_Given records_

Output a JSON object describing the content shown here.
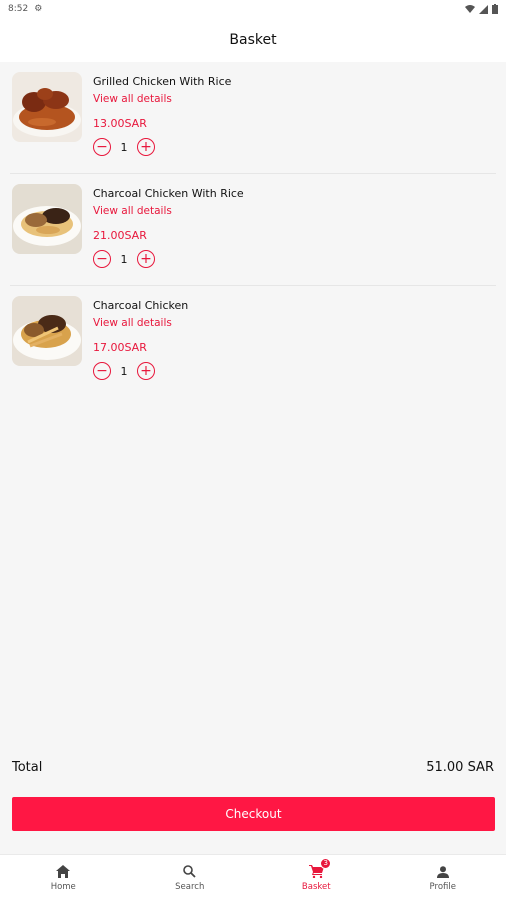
{
  "status_bar": {
    "time": "8:52"
  },
  "app_bar": {
    "title": "Basket"
  },
  "basket": {
    "items": [
      {
        "name": "Grilled Chicken With Rice",
        "details_link": "View all details",
        "price": "13.00SAR",
        "quantity": "1",
        "image": "grilled-chicken-rice-photo"
      },
      {
        "name": "Charcoal Chicken With Rice",
        "details_link": "View all details",
        "price": "21.00SAR",
        "quantity": "1",
        "image": "charcoal-chicken-rice-photo"
      },
      {
        "name": "Charcoal Chicken",
        "details_link": "View all details",
        "price": "17.00SAR",
        "quantity": "1",
        "image": "charcoal-chicken-photo"
      }
    ]
  },
  "summary": {
    "total_label": "Total",
    "total_value": "51.00 SAR"
  },
  "checkout": {
    "label": "Checkout"
  },
  "bottom_nav": {
    "items": [
      {
        "label": "Home",
        "icon": "home-icon"
      },
      {
        "label": "Search",
        "icon": "search-icon"
      },
      {
        "label": "Basket",
        "icon": "cart-icon",
        "badge": "3"
      },
      {
        "label": "Profile",
        "icon": "person-icon"
      }
    ]
  },
  "colors": {
    "accent": "#e8173c",
    "button": "#ff1744",
    "background": "#f6f6f6"
  }
}
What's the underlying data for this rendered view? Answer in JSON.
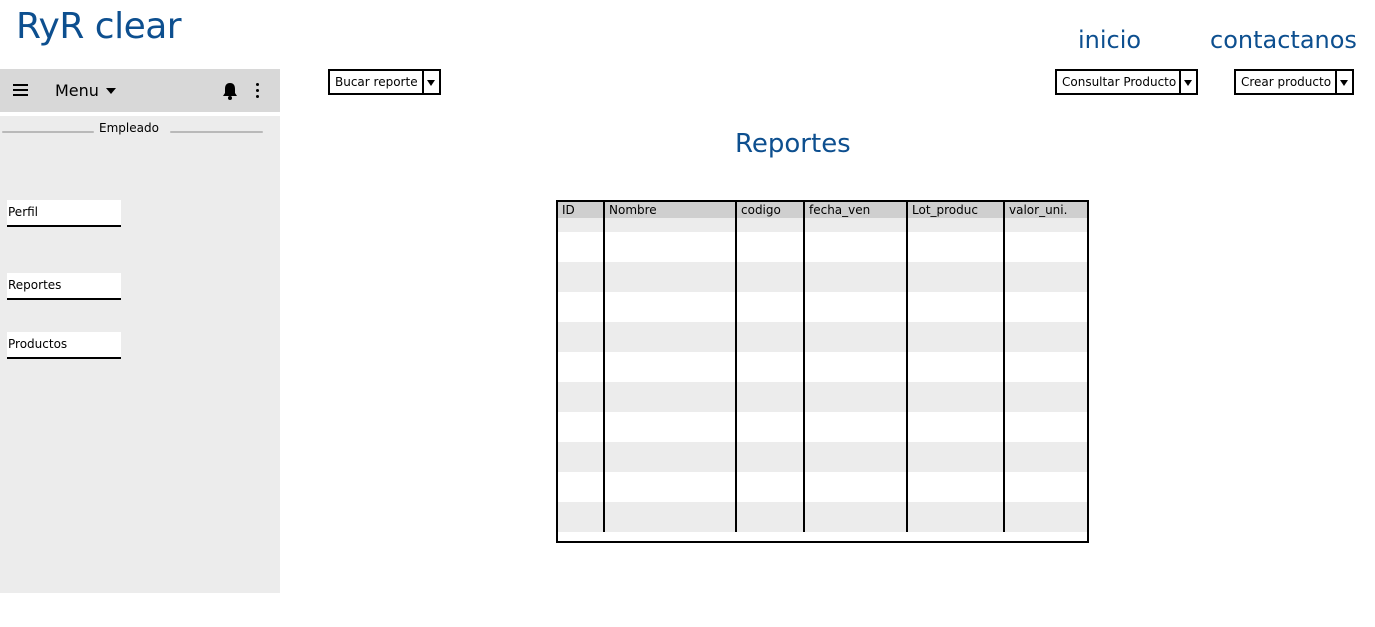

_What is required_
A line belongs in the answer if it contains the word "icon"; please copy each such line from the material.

_Reply to the exercise_
        "icon": "home-icon"
        "icon": "search-icon"
        "icon": "cart-icon",
        "icon": "person-icon"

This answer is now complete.